[[ Data provided, beginning ]]

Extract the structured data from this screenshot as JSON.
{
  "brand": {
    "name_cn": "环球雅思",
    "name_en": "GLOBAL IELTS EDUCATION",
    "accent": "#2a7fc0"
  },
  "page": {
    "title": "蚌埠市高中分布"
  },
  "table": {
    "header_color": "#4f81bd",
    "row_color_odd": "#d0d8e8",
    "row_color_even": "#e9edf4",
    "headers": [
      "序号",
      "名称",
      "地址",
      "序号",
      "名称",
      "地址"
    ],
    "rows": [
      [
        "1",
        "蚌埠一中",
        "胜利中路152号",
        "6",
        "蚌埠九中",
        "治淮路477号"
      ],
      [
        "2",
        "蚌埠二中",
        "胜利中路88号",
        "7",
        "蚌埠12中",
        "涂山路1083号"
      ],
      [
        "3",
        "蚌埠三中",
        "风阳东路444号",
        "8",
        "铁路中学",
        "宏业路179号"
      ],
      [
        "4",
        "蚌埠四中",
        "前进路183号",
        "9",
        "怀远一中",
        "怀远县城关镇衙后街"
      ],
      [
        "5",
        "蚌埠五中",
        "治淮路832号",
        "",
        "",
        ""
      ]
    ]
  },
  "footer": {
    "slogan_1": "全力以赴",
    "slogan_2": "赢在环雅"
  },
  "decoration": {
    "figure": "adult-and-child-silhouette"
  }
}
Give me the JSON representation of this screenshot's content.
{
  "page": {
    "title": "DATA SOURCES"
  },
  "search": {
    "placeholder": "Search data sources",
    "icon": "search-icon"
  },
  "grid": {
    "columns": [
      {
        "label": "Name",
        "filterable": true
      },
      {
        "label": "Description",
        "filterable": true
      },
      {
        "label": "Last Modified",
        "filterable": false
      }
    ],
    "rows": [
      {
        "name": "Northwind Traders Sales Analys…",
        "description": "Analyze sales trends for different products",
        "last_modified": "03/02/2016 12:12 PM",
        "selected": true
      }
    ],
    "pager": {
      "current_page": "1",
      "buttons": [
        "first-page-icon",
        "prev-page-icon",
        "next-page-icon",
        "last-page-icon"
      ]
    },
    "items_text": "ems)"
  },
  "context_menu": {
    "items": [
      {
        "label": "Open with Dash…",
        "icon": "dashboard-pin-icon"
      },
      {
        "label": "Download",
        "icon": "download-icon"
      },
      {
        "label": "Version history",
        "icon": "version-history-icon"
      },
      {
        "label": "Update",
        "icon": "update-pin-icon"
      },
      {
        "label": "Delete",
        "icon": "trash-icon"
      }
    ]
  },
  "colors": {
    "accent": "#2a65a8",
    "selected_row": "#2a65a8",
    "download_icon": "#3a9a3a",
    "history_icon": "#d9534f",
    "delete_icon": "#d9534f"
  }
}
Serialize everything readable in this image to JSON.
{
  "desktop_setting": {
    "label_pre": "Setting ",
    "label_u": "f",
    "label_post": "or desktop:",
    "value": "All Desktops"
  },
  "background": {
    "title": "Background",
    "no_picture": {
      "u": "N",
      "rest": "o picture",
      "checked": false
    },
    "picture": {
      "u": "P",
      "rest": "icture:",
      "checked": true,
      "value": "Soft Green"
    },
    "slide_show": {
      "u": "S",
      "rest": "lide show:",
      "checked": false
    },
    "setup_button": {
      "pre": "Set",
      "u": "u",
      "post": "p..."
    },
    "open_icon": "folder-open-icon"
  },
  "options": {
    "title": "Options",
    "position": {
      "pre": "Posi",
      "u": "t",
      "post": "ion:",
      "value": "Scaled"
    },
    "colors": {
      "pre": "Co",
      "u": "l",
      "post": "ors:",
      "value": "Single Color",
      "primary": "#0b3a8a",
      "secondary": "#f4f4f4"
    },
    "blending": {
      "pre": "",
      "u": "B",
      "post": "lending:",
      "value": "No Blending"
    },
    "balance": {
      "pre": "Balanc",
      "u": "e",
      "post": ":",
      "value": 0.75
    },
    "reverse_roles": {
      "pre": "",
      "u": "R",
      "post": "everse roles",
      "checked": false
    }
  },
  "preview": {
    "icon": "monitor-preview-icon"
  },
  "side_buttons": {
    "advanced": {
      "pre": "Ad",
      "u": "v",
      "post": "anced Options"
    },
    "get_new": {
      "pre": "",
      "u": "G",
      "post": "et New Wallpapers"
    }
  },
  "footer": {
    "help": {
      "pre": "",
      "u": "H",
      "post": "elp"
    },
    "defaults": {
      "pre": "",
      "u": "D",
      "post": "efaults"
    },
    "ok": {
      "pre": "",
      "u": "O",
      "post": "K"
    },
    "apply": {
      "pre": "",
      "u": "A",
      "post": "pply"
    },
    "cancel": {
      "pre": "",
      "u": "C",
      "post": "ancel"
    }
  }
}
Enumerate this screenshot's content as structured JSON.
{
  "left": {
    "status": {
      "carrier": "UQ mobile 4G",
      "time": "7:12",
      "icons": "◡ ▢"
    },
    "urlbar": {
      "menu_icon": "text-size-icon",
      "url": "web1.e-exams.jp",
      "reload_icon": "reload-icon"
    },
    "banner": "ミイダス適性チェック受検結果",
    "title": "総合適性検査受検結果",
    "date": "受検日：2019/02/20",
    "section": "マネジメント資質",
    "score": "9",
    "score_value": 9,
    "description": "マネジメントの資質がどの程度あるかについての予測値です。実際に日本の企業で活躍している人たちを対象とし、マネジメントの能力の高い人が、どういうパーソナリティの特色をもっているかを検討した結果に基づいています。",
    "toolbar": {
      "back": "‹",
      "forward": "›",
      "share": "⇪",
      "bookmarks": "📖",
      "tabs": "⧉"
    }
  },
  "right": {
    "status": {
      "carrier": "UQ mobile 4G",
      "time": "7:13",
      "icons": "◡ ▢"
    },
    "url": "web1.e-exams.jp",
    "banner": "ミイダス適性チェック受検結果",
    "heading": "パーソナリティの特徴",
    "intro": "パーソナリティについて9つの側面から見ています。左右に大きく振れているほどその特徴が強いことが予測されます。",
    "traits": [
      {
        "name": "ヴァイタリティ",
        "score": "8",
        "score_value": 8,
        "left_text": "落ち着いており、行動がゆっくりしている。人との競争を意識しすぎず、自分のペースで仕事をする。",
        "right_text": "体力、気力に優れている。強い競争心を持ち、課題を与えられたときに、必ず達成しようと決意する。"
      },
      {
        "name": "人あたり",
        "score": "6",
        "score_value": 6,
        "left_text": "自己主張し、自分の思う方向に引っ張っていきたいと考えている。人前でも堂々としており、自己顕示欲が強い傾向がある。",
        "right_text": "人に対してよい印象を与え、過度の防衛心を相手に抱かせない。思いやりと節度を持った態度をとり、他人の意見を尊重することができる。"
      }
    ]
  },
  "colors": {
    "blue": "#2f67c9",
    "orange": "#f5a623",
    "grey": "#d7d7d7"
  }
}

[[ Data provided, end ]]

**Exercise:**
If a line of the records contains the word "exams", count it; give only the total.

**Answer below:**
2